Vic Mix will not be responsible for poor onsite practices, poor placement techniques, or weather conditions affecting the performance of the concrete once it has been delivered to site.
Be aware that cracking (although undesirable) may occur in concrete products and this in turn can affect the appearance of the finished structure. There are many factors which may cause cracking, but this can be minimised by strictly adhering to the following guidelines. If you pour concrete on hot, humid or windy days, the concrete may be subject to plastic shrinkage cracking, which occurs when the concrete is still plastic or wet. Protecting the concrete surface from drying out will assist in preventing this type of cracking and it is recommended that aliphatic alcohol be applied to the concrete surface after initial ‘screeding’ or ‘floating’. The aliphatic alcohol applies a thin film surface membrane to your concrete and will slow the evaporation rate and keep moisture within the concrete at optimal levels. It should be reapplied each and every time the concrete is “worked” and in accordance with the manufacturer’s data sheet. If it’s windy, erect wind barriers around the project.
If possible, it is better to simply avoid pouring concrete on days of high evaporation. However, if it is critical to pour concrete on such days, it is essential to ensure that you take steps to prevent rapid drying of the concrete surface. Adding excess water to the mix should be strictly avoided, as this practice will alter the colour, finish and strength of your concrete and increase the likelihood of cracking.
Cracking due to natural shrinkage is an inherent property of concrete and is predominantly outside the control of Vic Mix.
On-Line Images, Printed Brochures and other documents
Photographs, images, colour cards or displayed product samples (electronic, or otherwise) provide only an initial suggestion of the colour, texture and general appearance of a product. They are only indicative and illustrative of the type of finish to be achieved and no guarantee of the colours or textures is given that the finished product will conform to these samples. Whilst reasonable care has been taken in the preparation of this media, reproductive processes will alter the actual appearance of the products to varying degrees.
In relation to electronic media, settings on your computer monitor, screen or device can significantly affect the appearance of products. Contrast, Brightness, Colour Correction, Colour intensity or Temperature are adjustable options on most, larger screens that may require fine tuning to achieve a better representation of the real product.
For a closer representation of the concrete samples displayed, please call into one of our display centres.
Protecting Public Infrastructure and the Environment

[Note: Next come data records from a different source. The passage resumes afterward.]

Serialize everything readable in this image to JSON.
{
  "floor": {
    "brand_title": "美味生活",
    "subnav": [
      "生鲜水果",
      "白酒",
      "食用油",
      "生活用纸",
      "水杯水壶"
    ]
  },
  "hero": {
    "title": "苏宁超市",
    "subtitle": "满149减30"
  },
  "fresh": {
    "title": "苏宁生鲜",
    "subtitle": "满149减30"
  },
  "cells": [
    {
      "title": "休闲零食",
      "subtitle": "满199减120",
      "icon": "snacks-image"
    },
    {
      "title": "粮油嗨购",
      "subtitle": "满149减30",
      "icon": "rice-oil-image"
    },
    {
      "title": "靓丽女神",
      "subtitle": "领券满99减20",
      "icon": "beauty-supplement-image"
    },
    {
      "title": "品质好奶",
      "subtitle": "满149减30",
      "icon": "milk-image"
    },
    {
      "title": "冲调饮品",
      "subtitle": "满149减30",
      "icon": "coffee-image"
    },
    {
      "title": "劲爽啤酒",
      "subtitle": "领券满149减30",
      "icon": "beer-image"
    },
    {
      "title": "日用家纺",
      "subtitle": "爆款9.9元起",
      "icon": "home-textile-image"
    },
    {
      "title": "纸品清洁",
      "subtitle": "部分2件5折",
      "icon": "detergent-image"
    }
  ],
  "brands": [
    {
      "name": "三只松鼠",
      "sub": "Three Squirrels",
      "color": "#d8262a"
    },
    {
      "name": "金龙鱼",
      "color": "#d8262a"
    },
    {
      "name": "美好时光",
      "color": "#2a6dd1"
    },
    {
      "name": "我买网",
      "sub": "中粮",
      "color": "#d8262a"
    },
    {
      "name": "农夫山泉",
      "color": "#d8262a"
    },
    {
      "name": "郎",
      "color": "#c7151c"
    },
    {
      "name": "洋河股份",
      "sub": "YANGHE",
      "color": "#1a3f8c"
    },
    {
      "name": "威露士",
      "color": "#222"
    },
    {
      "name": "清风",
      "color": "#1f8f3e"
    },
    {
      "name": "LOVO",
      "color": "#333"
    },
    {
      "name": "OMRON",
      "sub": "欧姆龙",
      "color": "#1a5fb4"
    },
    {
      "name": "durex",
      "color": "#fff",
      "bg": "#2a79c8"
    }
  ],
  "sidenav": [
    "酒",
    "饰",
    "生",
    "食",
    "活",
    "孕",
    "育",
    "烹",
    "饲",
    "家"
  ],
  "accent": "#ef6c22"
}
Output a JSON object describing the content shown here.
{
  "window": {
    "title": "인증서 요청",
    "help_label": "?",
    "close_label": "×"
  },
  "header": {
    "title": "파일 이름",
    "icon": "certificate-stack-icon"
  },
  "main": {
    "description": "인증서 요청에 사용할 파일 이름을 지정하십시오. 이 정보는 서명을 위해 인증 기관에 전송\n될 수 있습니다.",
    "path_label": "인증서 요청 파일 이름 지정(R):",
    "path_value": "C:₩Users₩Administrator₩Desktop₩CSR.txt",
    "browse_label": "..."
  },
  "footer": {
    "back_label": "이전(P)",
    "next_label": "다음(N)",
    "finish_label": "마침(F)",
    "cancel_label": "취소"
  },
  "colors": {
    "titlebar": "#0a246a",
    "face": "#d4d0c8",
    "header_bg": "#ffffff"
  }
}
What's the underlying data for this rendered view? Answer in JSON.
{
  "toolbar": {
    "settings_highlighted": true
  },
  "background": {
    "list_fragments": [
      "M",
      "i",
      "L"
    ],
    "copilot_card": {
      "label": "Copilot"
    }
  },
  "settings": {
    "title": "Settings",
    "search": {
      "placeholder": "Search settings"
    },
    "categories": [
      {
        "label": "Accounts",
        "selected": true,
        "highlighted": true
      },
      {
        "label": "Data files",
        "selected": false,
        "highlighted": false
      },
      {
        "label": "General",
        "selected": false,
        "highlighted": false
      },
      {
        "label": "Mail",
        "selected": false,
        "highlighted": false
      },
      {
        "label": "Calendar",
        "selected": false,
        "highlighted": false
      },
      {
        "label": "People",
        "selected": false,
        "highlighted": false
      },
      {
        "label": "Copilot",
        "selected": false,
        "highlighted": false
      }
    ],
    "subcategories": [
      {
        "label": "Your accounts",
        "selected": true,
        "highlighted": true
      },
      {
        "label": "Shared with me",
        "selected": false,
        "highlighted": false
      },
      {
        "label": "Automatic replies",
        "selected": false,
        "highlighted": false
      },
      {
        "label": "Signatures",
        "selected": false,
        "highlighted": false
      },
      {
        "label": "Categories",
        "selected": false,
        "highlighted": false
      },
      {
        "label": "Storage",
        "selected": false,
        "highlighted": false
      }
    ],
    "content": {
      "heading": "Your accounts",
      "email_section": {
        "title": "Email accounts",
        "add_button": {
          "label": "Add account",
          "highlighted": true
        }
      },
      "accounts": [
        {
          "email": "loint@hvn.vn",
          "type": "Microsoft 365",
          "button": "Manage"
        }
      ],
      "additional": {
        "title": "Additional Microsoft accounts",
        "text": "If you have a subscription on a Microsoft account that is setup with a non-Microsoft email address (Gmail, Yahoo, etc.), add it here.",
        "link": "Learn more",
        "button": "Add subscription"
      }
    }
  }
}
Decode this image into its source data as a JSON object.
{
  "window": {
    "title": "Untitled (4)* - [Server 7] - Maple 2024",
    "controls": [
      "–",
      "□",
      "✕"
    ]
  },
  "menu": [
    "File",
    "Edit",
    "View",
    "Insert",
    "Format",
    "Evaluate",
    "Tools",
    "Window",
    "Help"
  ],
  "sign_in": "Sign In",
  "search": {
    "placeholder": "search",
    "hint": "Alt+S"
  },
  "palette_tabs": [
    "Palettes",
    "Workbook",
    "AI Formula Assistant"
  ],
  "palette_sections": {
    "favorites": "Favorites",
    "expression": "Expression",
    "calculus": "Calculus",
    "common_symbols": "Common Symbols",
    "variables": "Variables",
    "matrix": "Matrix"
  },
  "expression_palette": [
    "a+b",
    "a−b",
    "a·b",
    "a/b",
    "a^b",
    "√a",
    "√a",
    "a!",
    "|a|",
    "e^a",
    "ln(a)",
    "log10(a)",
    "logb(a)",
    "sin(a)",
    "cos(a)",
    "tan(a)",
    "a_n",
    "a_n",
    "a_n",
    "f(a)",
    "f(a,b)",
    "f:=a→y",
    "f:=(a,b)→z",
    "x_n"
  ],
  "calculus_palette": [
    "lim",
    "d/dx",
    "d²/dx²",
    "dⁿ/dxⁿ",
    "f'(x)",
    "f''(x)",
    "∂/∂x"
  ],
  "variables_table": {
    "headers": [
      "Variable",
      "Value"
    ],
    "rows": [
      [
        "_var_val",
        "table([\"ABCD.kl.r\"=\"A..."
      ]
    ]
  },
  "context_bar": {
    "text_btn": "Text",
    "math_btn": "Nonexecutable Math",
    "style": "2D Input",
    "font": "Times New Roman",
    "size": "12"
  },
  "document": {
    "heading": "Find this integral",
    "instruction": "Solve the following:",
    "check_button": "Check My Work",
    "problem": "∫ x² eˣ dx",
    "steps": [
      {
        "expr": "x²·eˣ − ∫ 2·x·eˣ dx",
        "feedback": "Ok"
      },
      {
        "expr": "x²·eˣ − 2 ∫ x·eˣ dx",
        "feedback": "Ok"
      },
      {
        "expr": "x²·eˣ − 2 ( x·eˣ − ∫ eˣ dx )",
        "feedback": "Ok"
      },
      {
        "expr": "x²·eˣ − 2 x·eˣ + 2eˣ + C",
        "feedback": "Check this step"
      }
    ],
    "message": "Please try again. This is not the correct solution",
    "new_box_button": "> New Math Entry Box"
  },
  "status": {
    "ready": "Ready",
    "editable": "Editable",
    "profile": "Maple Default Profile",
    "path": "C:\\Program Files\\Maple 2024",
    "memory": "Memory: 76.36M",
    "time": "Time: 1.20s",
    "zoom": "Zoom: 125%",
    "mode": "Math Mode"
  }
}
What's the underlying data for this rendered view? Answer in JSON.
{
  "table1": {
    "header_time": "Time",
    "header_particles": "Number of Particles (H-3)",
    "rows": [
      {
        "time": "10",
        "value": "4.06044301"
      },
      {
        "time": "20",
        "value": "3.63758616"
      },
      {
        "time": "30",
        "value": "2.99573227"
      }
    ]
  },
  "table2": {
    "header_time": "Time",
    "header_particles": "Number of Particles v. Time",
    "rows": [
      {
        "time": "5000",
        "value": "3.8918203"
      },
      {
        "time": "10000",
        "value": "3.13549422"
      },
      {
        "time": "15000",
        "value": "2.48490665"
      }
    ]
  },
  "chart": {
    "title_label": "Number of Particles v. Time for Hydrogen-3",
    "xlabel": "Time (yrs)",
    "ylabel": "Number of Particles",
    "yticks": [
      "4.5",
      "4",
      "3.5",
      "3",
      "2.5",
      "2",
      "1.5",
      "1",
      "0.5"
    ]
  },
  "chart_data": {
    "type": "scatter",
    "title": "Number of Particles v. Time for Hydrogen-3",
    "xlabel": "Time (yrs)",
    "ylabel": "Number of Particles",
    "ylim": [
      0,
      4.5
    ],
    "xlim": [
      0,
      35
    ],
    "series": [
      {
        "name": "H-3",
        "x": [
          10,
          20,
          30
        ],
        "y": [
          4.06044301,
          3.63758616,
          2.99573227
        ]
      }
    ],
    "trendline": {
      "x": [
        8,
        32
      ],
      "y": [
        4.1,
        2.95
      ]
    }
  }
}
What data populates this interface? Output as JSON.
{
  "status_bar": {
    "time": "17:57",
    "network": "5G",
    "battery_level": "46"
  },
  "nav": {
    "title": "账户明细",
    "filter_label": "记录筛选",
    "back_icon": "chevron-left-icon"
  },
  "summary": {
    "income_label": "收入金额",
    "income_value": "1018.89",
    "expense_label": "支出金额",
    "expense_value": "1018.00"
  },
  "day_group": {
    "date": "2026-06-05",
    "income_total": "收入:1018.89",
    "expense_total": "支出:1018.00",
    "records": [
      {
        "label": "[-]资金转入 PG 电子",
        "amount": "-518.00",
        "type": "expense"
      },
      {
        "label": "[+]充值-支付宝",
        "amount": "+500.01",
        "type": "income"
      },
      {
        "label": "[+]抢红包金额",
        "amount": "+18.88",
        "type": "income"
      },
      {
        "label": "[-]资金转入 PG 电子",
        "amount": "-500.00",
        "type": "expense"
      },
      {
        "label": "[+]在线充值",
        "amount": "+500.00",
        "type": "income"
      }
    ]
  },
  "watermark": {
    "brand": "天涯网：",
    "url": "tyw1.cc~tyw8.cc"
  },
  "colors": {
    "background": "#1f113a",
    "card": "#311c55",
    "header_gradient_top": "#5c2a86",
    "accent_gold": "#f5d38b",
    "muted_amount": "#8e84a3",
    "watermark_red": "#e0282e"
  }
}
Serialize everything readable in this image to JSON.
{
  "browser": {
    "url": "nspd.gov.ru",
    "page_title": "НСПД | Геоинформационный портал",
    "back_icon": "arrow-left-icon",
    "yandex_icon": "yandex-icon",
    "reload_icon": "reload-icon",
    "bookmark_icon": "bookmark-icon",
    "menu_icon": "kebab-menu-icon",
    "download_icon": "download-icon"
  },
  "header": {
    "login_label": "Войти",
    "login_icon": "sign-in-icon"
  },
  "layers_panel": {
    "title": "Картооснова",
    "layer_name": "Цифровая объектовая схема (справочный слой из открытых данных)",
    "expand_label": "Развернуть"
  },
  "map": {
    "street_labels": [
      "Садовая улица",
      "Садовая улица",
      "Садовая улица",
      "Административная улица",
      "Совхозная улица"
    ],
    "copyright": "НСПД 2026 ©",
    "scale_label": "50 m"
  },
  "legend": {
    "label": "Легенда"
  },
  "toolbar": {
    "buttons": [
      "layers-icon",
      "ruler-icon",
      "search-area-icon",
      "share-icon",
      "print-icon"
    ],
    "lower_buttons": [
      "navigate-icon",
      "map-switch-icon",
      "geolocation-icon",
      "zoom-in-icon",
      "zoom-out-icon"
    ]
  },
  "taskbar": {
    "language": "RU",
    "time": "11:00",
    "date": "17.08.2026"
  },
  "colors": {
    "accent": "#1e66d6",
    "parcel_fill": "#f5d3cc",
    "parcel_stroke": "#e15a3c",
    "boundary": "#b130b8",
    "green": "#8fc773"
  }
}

In conjunction with Exposed Aggregate Finishes, pressurised water is commonly used to wash off the top surface paste from the concrete. The surface paste contains cement and other particulate matter. Proper steps to capture this product must be put in place by the Concrete Placer. Never allow wash water to enter any drainage system or waterway and dispose of collected waste responsibly.